What is the Internal Rate of Return?
This article is not intended to be a recital of academic articles of which there are many on the internet. This is intended as a practical guide to use IRR in the everyday office workplace, particularly, in the Commercial Real Estate investment management industry.
The IRR, the Internal Rate of Return, is the discount rate that achieves a Present Value of zero for a given investment cash flow.
E.g. if we invest $1,000,000 today and get $1,100,000 in a year’s time, the IRR that provides a Present Value of zero for the proposed investment is 10%.
Running through the above example mathematically is straightforward:
To calculate a Present Value (‘PV’) of zero, you take the initial investment of $1,000,000 spent on Day-1 LESS the amount of, say, a £1,100,000 at sale after Year 1 and discount it by 10% (£1,100,000 / (1+10%)) which equals £1MM LESS £1MM = 0. In other words, the total expected future amounts equate to the value of our money today (£1 million) at a discount rate of 10%. Since ‘PV’ = 0, the IRR is by definition 10% for this investment scenario.
The IRR discussion in the Workplace

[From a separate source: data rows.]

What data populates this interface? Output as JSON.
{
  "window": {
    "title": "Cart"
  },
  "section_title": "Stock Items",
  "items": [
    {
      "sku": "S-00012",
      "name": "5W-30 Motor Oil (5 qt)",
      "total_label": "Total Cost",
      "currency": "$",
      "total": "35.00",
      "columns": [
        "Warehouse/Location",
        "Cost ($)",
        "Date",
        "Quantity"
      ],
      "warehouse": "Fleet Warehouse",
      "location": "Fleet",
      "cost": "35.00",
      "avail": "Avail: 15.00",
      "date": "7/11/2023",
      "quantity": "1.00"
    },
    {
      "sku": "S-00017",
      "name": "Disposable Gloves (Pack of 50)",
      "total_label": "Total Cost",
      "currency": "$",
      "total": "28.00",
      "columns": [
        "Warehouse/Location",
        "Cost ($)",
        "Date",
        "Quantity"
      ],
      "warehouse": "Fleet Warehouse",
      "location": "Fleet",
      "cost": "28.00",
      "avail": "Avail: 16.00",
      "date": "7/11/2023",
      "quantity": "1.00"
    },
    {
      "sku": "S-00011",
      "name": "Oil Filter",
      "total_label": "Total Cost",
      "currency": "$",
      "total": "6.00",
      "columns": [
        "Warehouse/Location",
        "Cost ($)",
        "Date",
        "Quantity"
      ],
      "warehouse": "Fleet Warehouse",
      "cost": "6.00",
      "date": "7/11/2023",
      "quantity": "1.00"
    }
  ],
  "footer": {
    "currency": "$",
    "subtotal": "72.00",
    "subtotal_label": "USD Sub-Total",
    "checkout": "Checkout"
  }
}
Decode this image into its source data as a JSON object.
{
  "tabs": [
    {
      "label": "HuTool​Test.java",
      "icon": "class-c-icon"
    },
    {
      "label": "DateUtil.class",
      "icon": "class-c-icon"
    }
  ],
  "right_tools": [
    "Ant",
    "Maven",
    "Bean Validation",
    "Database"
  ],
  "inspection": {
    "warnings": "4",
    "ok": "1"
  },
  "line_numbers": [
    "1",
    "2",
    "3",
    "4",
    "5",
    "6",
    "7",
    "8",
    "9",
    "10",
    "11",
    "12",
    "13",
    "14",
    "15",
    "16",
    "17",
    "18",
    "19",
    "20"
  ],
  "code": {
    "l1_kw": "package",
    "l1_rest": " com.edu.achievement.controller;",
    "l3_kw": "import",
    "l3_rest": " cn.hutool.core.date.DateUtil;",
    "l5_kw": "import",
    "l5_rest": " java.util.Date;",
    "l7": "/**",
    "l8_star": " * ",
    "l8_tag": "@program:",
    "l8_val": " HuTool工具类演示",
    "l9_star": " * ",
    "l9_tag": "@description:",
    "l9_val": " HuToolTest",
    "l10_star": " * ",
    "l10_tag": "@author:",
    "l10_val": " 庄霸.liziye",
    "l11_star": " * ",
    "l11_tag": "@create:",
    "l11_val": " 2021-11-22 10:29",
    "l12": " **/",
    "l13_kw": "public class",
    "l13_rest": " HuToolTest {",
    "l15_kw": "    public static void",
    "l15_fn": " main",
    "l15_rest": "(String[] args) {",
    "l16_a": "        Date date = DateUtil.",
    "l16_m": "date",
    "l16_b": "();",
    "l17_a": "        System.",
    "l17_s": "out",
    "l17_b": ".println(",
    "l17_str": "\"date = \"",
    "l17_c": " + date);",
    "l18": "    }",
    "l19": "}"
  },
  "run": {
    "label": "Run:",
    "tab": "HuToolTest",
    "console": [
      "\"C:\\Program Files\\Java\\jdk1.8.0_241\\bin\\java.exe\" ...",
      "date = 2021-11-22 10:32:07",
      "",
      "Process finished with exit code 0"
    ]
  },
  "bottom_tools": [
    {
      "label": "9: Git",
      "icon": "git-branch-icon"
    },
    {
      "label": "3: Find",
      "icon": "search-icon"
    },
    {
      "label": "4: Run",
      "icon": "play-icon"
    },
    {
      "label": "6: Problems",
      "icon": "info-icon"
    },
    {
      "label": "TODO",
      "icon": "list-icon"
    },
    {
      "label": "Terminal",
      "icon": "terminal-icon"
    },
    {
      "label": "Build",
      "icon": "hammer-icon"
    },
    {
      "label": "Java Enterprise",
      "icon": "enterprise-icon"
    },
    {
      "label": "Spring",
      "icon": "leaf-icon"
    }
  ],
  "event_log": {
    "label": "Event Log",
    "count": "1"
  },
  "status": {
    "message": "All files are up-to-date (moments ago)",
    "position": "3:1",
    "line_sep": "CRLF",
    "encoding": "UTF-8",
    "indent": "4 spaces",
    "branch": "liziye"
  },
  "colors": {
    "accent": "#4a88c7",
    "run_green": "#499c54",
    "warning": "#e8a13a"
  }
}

But the academic and mathematical description is not helpful during the hectic days of deal-making and catch-ups with investment colleagues, or indeed nuanced discussion at Investment Committee when approving a new investment opportunity. So how is it referred to in practice?
The biggest mistake…is to use IRR exclusively.Harvard Business Review, March 17, 2016 ‘A Refresher on Internal Rate of Return’
A more common way to think about the IRR is that it’s an indicator of how fast an investment makes money. As the above ‘time value of money’ theory emphasises the classic business phrase ‘my time is money’ then, everything else being equal, the higher the value of the IRR, the better the proposed scenario for the investor. It is a truism that $100 in the hand today is worth more than receiving $100 in a year’s time – and today’s rising inflation is reminding everyone of the real impact of this theoretical and practical reality.
The IRR does not suffice in isolation
The IRR is exceptionally important in the Commercial Real Estate fund management industry. It is a universal and global benchmark of success against which all funds can be compared against to understand their track records. When an investment team raises a new fund they are undoubtedly questioned about what IRRs have been achieved by their vintage (read ‘prior’) funds.
But like the speedometer in F1 driving, speed is not everything. There is no point hitting a record speed if your F1 driver, team and vehicle cannot endure the necessary laps to complete the race.
The Equity Multiple complements the IRR
This is why there are two metrics of ultra-importance for investment professionals: The IRR and the Equity Multiple. You could think of them as the essentials of speed and distance in F1 racing. How fast do I cover ground? And how much ground do I cover? i.e. How fast does an investment make money? And how much actual money does this investment make expressed as an Equity Multiple?
Equity Multiple is generally expressed in the following format: “0.00x”. Firms tend to report Equity Multiple by, for example, stating 2.00x (“a two times equity multiple”) to indicate that an investor has doubled their money during the course of the investment. E.g. $2 MM has been returned to investors following an initial $1MM investment.
IRR and Equity Multiple issues
Generally speaking, there is an inverse relationship between IRR and Equity Multiple over time. IRRs tends to diminish over time while the Equity Multiple increases. The smartest fund managers assemble the appropriate portfolio of assets to target a blended IRR and Equity Multiple their fund has offered/’promised’ to their investors.
We’ll explore this dynamic in a subsequent post.